Website and app data records
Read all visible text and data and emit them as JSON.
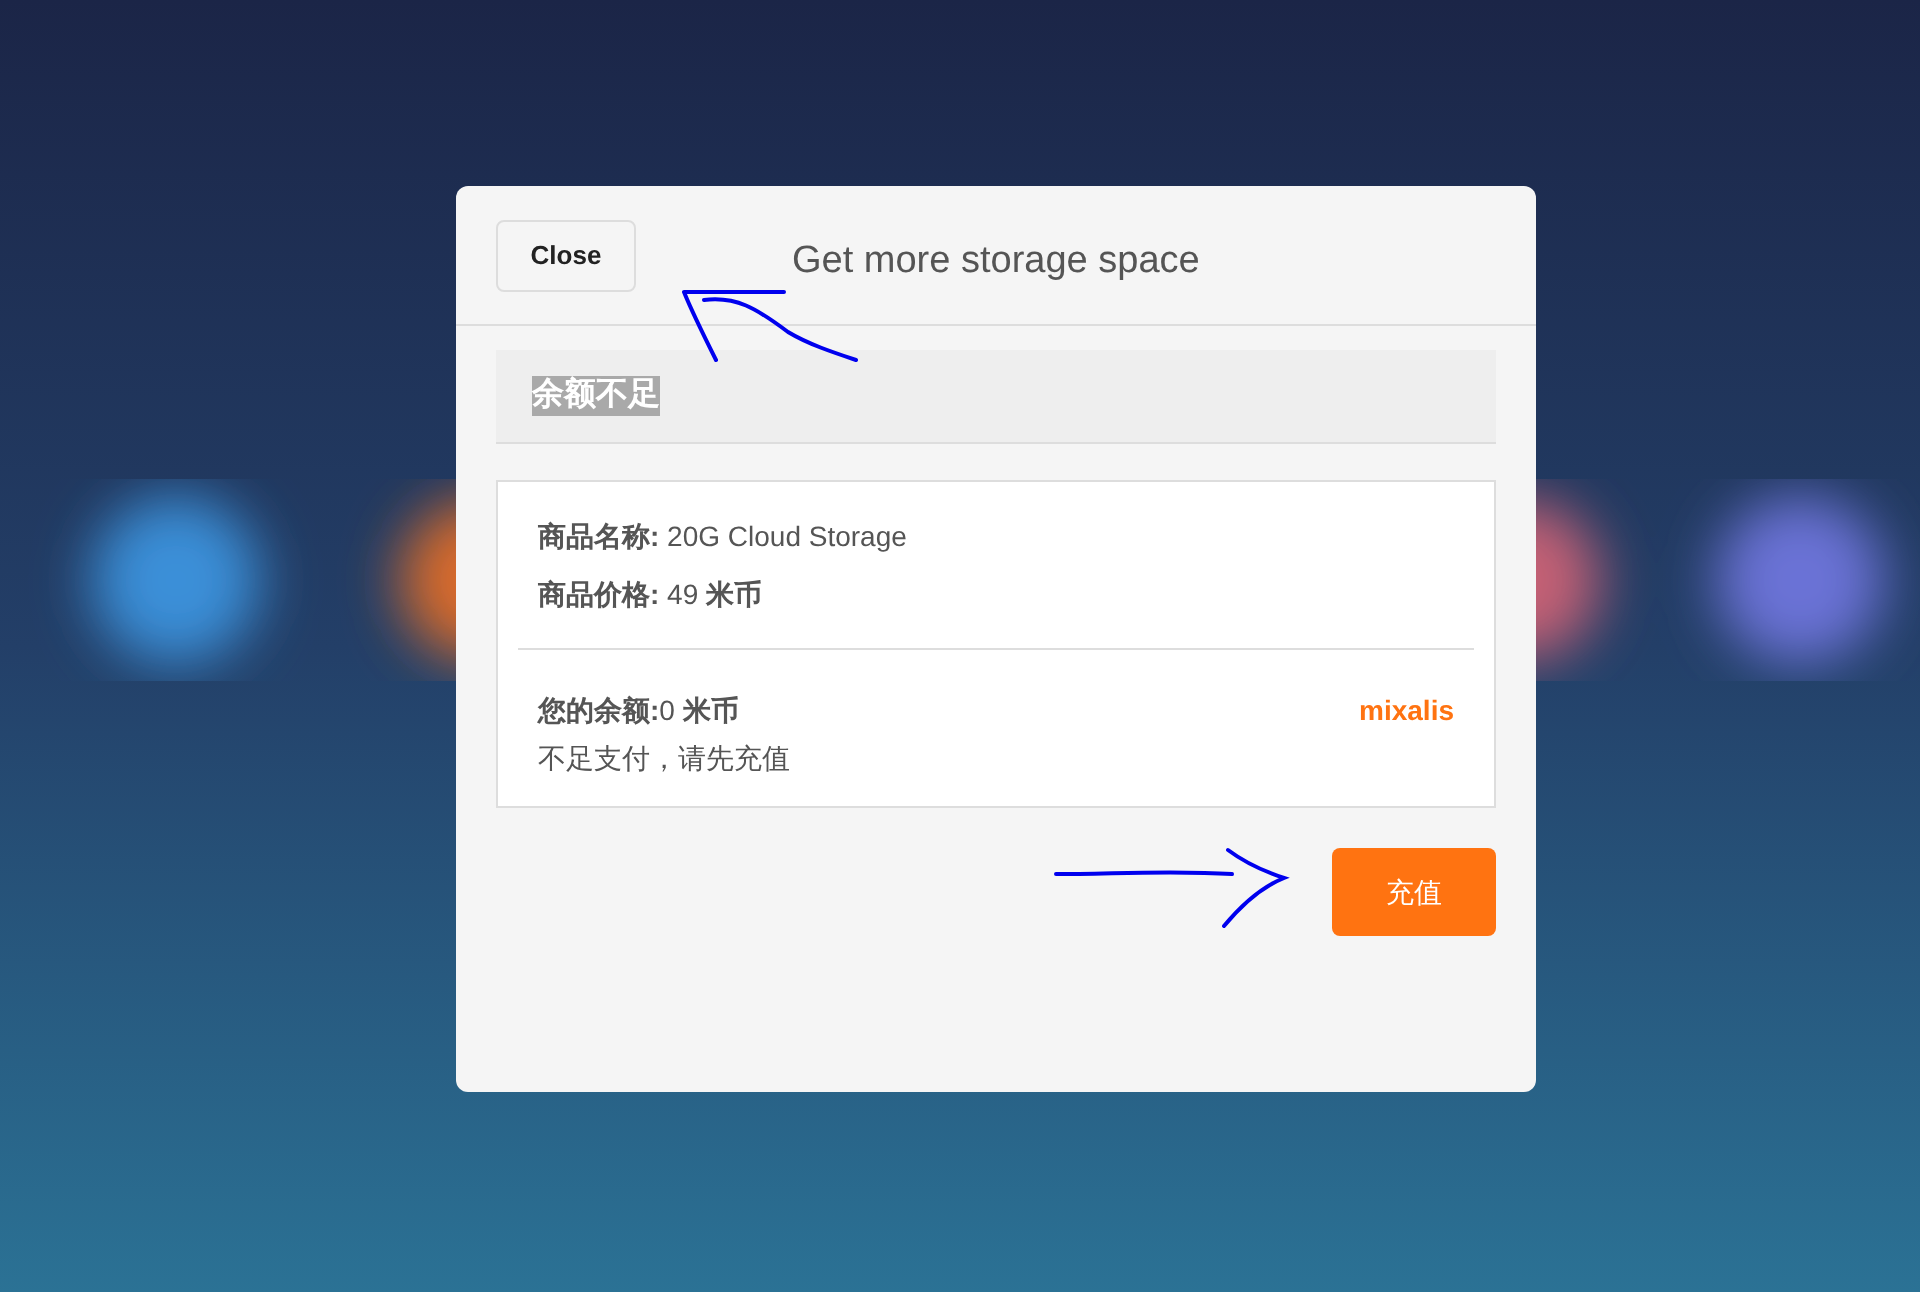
{
  "dialog": {
    "close_button": "Close",
    "title": "Get more storage space"
  },
  "alert": {
    "text": "余额不足",
    "highlighted": true
  },
  "product": {
    "name": "**商品名称:** 20G Cloud Storage",
    "price": "**商品价格:** 49 **米币**"
  },
  "account": {
    "balance": "**您的余额:**0 **米币**",
    "message": "不足支付，请先充值",
    "username": "mixalis"
  },
  "action_button": "充值"
}
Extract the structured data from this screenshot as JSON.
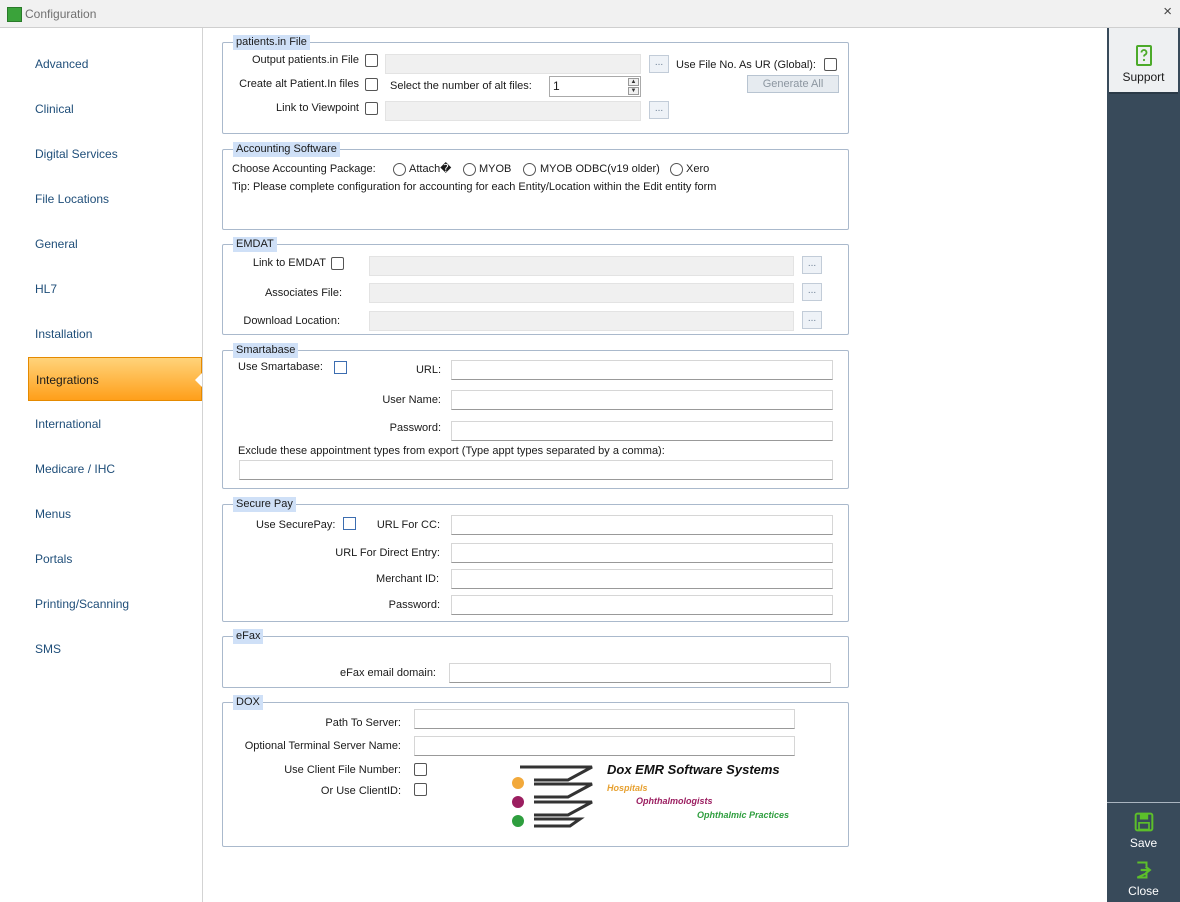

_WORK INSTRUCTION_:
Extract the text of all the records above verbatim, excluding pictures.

_TASK RESPONSE_:
Read all visible text and data and emit them as JSON.
{
  "dialog": {
    "close_button": "Close",
    "title": "Get more storage space"
  },
  "alert": {
    "text": "余额不足",
    "highlighted": true
  },
  "product": {
    "name": "**商品名称:** 20G Cloud Storage",
    "price": "**商品价格:** 49 **米币**"
  },
  "account": {
    "balance": "**您的余额:**0 **米币**",
    "message": "不足支付，请先充值",
    "username": "mixalis"
  },
  "action_button": "充值"
}
Extract the structured data from this screenshot as JSON.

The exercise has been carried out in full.